Information shown ::
-- Opening Marker --

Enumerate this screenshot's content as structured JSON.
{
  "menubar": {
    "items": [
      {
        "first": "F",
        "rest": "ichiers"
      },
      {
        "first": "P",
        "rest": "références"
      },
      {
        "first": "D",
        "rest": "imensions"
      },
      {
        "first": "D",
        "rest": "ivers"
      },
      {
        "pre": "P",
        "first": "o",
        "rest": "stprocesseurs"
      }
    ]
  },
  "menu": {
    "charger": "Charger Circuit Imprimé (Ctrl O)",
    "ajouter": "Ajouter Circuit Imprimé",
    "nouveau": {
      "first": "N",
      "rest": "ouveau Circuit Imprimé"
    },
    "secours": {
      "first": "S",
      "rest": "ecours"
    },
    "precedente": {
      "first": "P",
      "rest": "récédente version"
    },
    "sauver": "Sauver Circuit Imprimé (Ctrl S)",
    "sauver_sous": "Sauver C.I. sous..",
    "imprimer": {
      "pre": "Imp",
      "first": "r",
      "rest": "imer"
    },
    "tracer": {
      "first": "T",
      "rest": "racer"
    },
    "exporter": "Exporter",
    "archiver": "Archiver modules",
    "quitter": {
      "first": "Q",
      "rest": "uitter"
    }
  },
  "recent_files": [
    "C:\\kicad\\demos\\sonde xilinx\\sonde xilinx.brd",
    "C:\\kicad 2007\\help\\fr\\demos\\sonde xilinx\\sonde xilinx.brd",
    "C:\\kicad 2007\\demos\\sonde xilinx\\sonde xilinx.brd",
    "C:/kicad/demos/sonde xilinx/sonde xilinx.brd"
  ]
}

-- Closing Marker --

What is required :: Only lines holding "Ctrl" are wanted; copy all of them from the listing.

Written response ::
    "charger": "Charger Circuit Imprimé (Ctrl O)",
    "sauver": "Sauver Circuit Imprimé (Ctrl S)",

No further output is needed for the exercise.